"We in the department have a mission that is unparalleled, you know that we do things that we can't do in the private sector. So, we think that that has an appeal to it," she said, regarding recruiting and retaining the workforce.

As for the workforce, she said there's been a push to allow people from the private sector to join the reserves or come on active duty for a time to share their skills. "We need to think about a lifecycle approach to managing our cyber workforce. And that's something that we've had conversations with Cyber Command about how to do that."

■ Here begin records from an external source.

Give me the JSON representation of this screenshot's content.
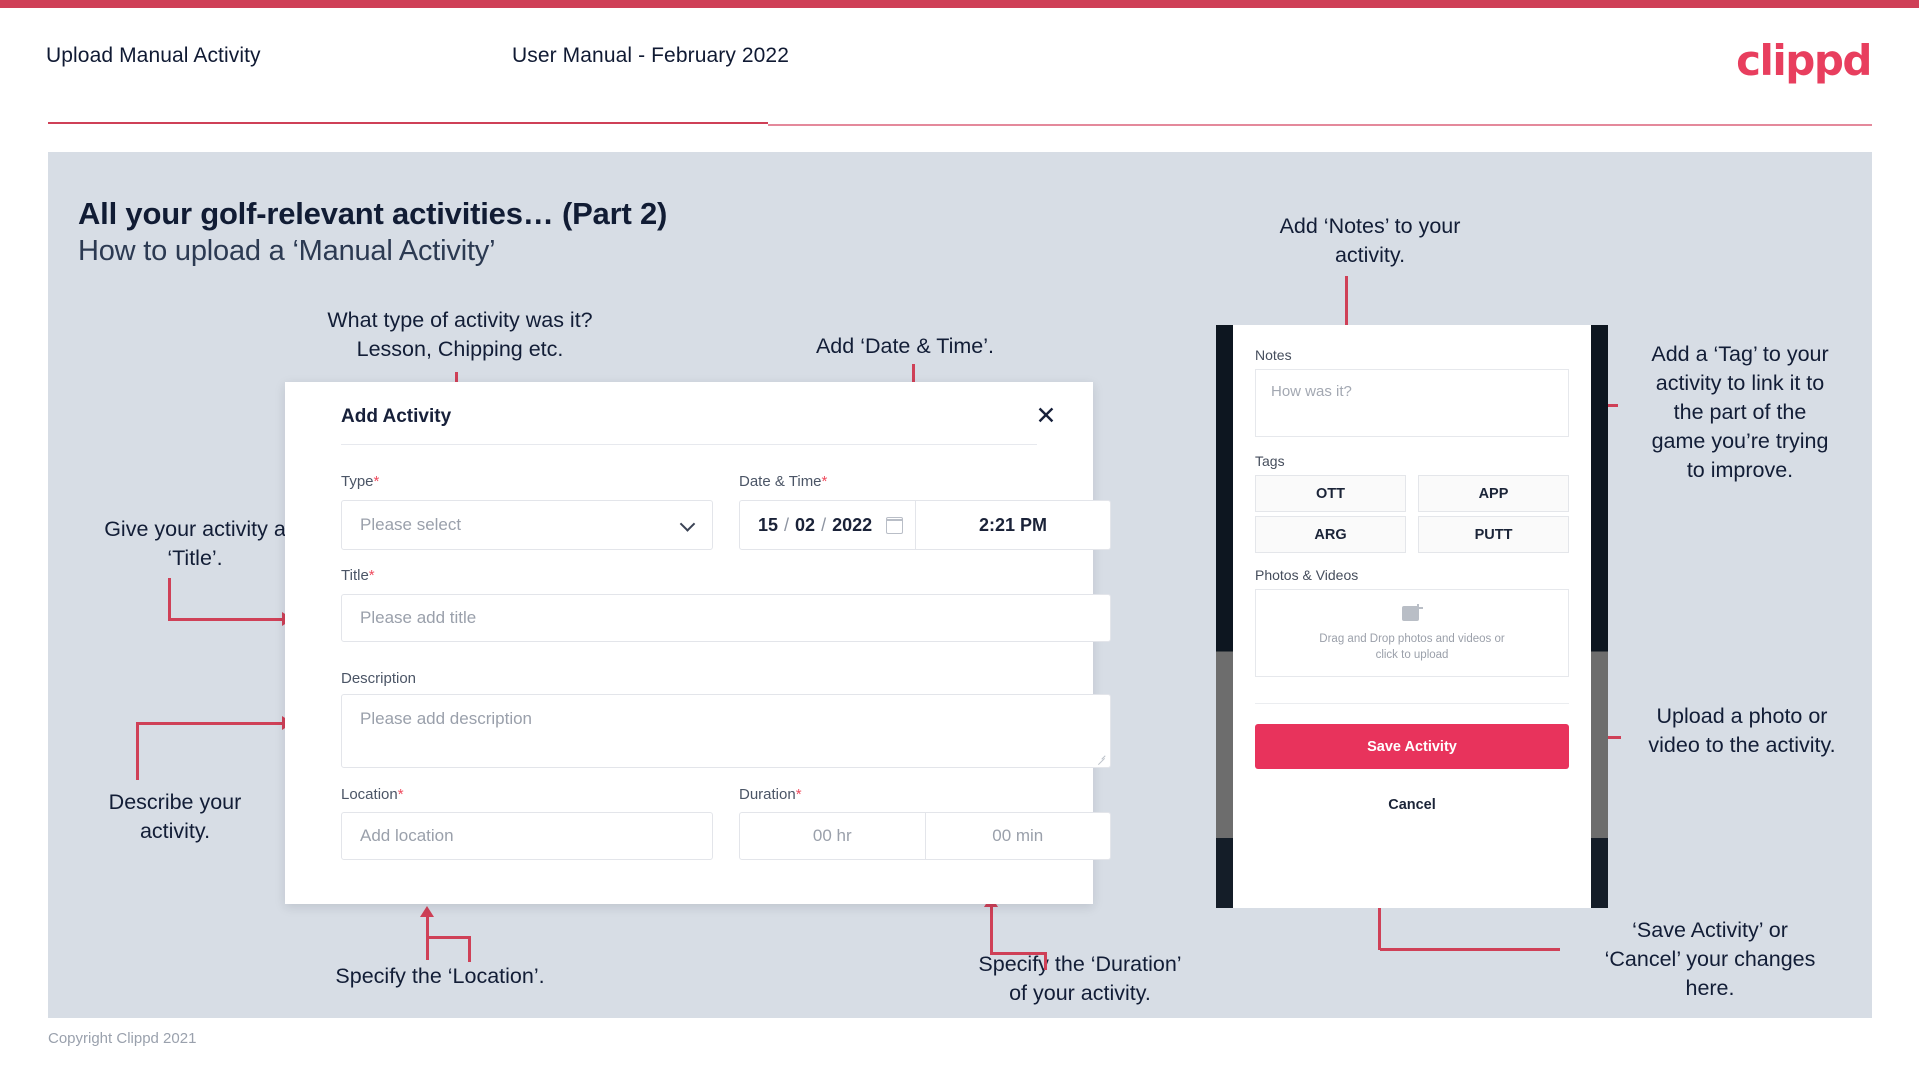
{
  "header": {
    "title": "Upload Manual Activity",
    "subtitle": "User Manual - February 2022",
    "logo": "clippd"
  },
  "slide": {
    "title": "All your golf-relevant activities… (Part 2)",
    "subtitle": "How to upload a ‘Manual Activity’"
  },
  "annotations": {
    "type": "What type of activity was it?\nLesson, Chipping etc.",
    "datetime": "Add ‘Date & Time’.",
    "title": "Give your activity a\n‘Title’.",
    "description": "Describe your\nactivity.",
    "location": "Specify the ‘Location’.",
    "duration": "Specify the ‘Duration’\nof your activity.",
    "notes": "Add ‘Notes’ to your\nactivity.",
    "tags": "Add a ‘Tag’ to your\nactivity to link it to\nthe part of the\ngame you’re trying\nto improve.",
    "upload": "Upload a photo or\nvideo to the activity.",
    "save": "‘Save Activity’ or\n‘Cancel’ your changes\nhere."
  },
  "dialog": {
    "title": "Add Activity",
    "close_icon": "close-icon",
    "fields": {
      "type": {
        "label": "Type",
        "required": "*",
        "placeholder": "Please select"
      },
      "datetime": {
        "label": "Date & Time",
        "required": "*",
        "day": "15",
        "month": "02",
        "year": "2022",
        "sep1": "/",
        "sep2": "/",
        "time": "2:21 PM"
      },
      "title": {
        "label": "Title",
        "required": "*",
        "placeholder": "Please add title"
      },
      "description": {
        "label": "Description",
        "required": "",
        "placeholder": "Please add description"
      },
      "location": {
        "label": "Location",
        "required": "*",
        "placeholder": "Add location"
      },
      "duration": {
        "label": "Duration",
        "required": "*",
        "hours": "00 hr",
        "minutes": "00 min"
      }
    }
  },
  "phone": {
    "notes": {
      "label": "Notes",
      "placeholder": "How was it?"
    },
    "tags": {
      "label": "Tags",
      "items": [
        "OTT",
        "APP",
        "ARG",
        "PUTT"
      ]
    },
    "media": {
      "label": "Photos & Videos",
      "drop_line1": "Drag and Drop photos and videos or",
      "drop_line2": "click to upload",
      "icon": "add-image-icon"
    },
    "save_label": "Save Activity",
    "cancel_label": "Cancel"
  },
  "footer": {
    "copyright": "Copyright Clippd 2021"
  },
  "colors": {
    "accent": "#cf4057",
    "brand": "#e83e5e",
    "save_button": "#e8335c",
    "slide_bg": "#d7dde5",
    "text_dark": "#121d36"
  }
}
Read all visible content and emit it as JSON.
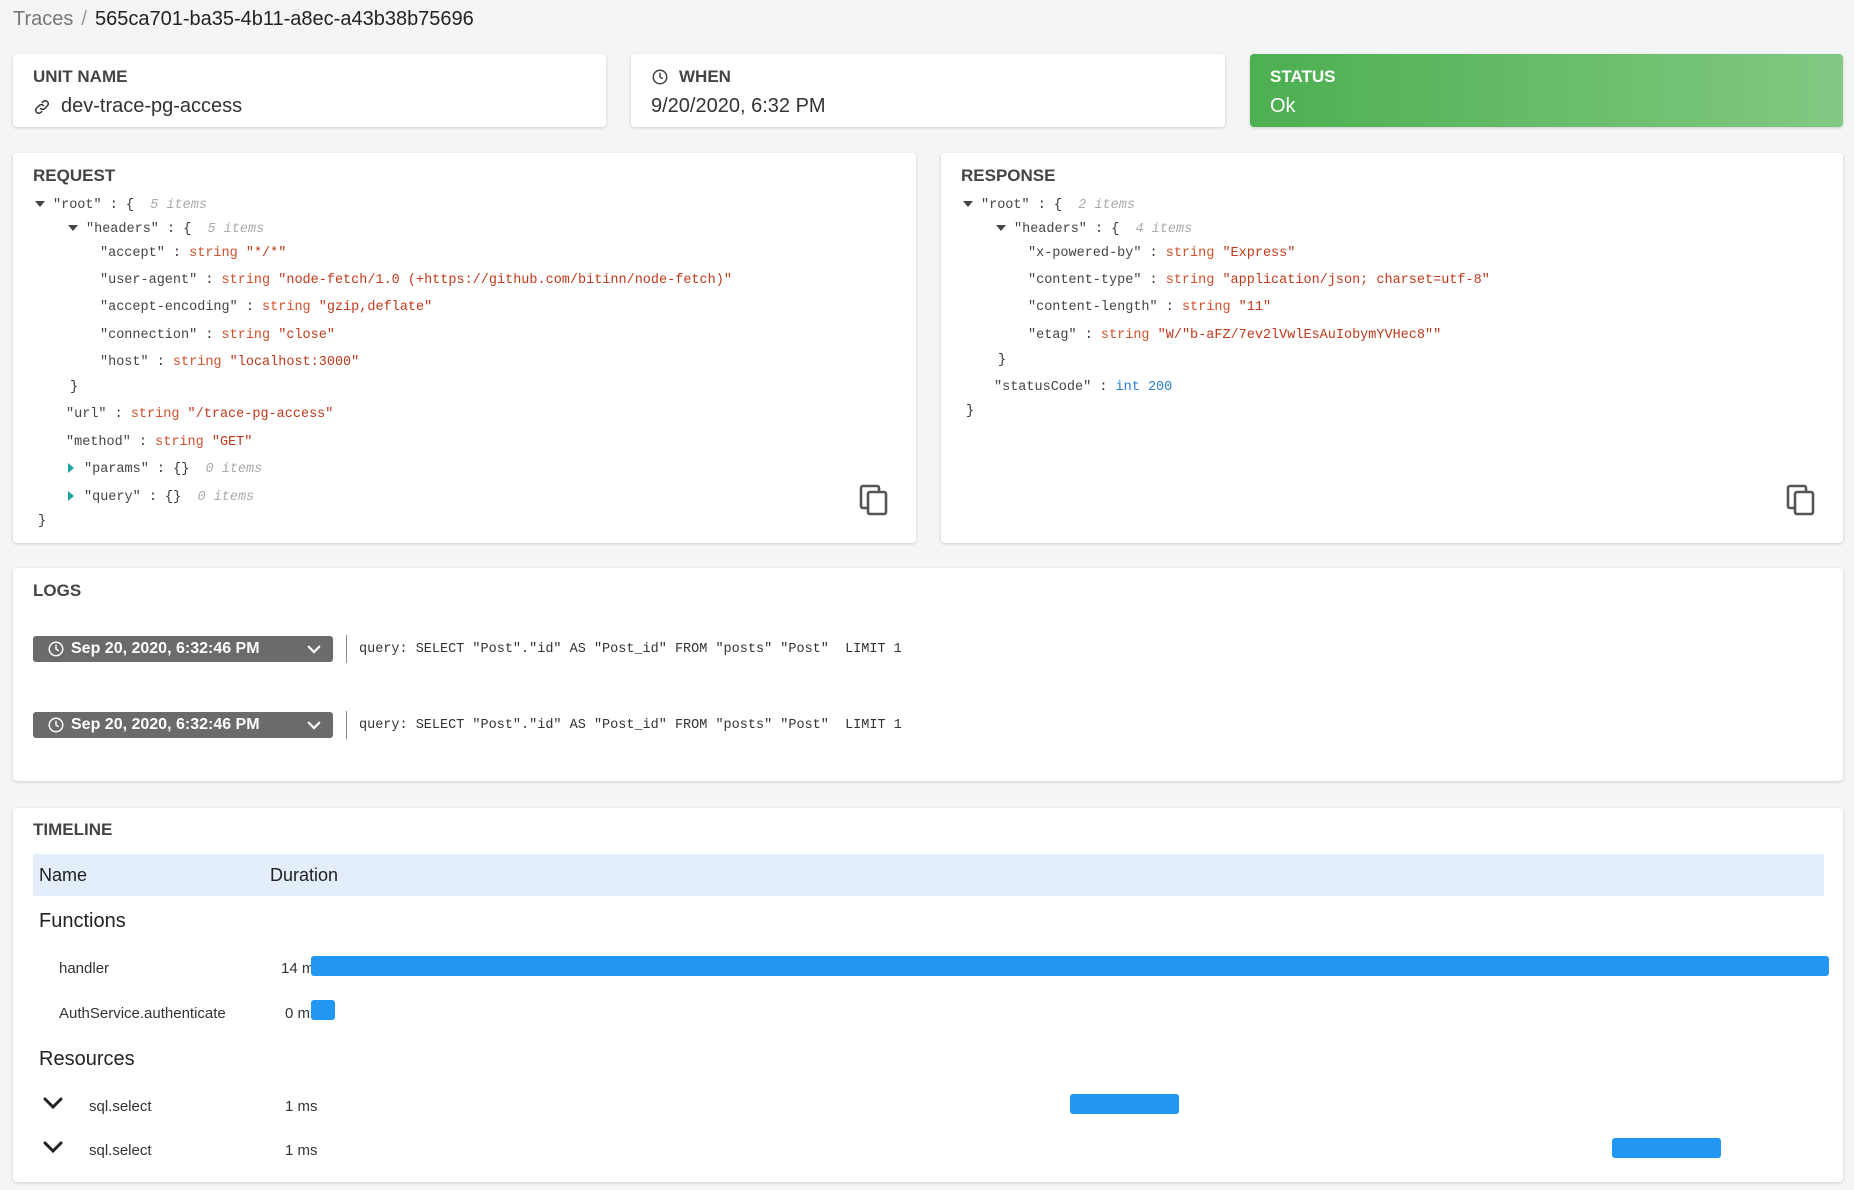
{
  "breadcrumb": {
    "parent": "Traces",
    "separator": "/",
    "current": "565ca701-ba35-4b11-a8ec-a43b38b75696"
  },
  "summary": {
    "unit_name": {
      "label": "UNIT NAME",
      "value": "dev-trace-pg-access",
      "icon": "link-icon"
    },
    "when": {
      "label": "WHEN",
      "value": "9/20/2020, 6:32 PM",
      "icon": "clock-icon"
    },
    "status": {
      "label": "STATUS",
      "value": "Ok",
      "color_start": "#4caf50",
      "color_end": "#82c983"
    }
  },
  "request": {
    "title": "REQUEST",
    "root_key": "\"root\"",
    "root_count": "5 items",
    "headers_key": "\"headers\"",
    "headers_count": "5 items",
    "headers": [
      {
        "key": "\"accept\"",
        "type": "string",
        "value": "\"*/*\""
      },
      {
        "key": "\"user-agent\"",
        "type": "string",
        "value": "\"node-fetch/1.0 (+https://github.com/bitinn/node-fetch)\""
      },
      {
        "key": "\"accept-encoding\"",
        "type": "string",
        "value": "\"gzip,deflate\""
      },
      {
        "key": "\"connection\"",
        "type": "string",
        "value": "\"close\""
      },
      {
        "key": "\"host\"",
        "type": "string",
        "value": "\"localhost:3000\""
      }
    ],
    "url": {
      "key": "\"url\"",
      "type": "string",
      "value": "\"/trace-pg-access\""
    },
    "method": {
      "key": "\"method\"",
      "type": "string",
      "value": "\"GET\""
    },
    "params": {
      "key": "\"params\"",
      "value": "{}",
      "count": "0 items"
    },
    "query": {
      "key": "\"query\"",
      "value": "{}",
      "count": "0 items"
    }
  },
  "response": {
    "title": "RESPONSE",
    "root_key": "\"root\"",
    "root_count": "2 items",
    "headers_key": "\"headers\"",
    "headers_count": "4 items",
    "headers": [
      {
        "key": "\"x-powered-by\"",
        "type": "string",
        "value": "\"Express\""
      },
      {
        "key": "\"content-type\"",
        "type": "string",
        "value": "\"application/json; charset=utf-8\""
      },
      {
        "key": "\"content-length\"",
        "type": "string",
        "value": "\"11\""
      },
      {
        "key": "\"etag\"",
        "type": "string",
        "value": "\"W/\"b-aFZ/7ev2lVwlEsAuIobymYVHec8\"\""
      }
    ],
    "statusCode": {
      "key": "\"statusCode\"",
      "type": "int",
      "value": "200"
    }
  },
  "logs": {
    "title": "LOGS",
    "entries": [
      {
        "time": "Sep 20, 2020, 6:32:46 PM",
        "message": "query: SELECT \"Post\".\"id\" AS \"Post_id\" FROM \"posts\" \"Post\"  LIMIT 1"
      },
      {
        "time": "Sep 20, 2020, 6:32:46 PM",
        "message": "query: SELECT \"Post\".\"id\" AS \"Post_id\" FROM \"posts\" \"Post\"  LIMIT 1"
      }
    ]
  },
  "timeline": {
    "title": "TIMELINE",
    "col_name": "Name",
    "col_duration": "Duration",
    "bar_color": "#2196f3",
    "functions_label": "Functions",
    "resources_label": "Resources",
    "functions": [
      {
        "name": "handler",
        "duration": "14 ms",
        "start_fraction": 0.0,
        "width_fraction": 1.0
      },
      {
        "name": "AuthService.authenticate",
        "duration": "0 ms",
        "start_fraction": 0.0,
        "width_fraction": 0.016
      }
    ],
    "resources": [
      {
        "name": "sql.select",
        "duration": "1 ms",
        "start_fraction": 0.5,
        "width_fraction": 0.072
      },
      {
        "name": "sql.select",
        "duration": "1 ms",
        "start_fraction": 0.857,
        "width_fraction": 0.072
      }
    ]
  }
}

An airman looks at computer screens while seated in a large mechanical chair.
Cyber Exercise
Air Force Master Sgt. Christopher Barrow, 97th Communications Squadron operations flight chief, looks at network traffic during the 97th CS Mission Defense Team’s first cyber defense exercise at Altus Air Force Base, Okla., Sept. 30, 2021.
Photo By: Air Force Staff Sgt. Cody Dowell
VIRIN: 210930-F-LH697-1019C

Cybersecurity is a moving target, she noted.

"Things change all the time. Operations in the cyber domain are very different than in the physical domains because your aim point, unlike a port or an adversary military base, may not always be accessible. They flicker in and out, and, so what does that mean for our thinking and strategy given the ephemerality of that domain? That understanding of the ephemerality of the domain, I think, is a really important strategic insight that we need to figure out how to internalize and operate within for the department," she said.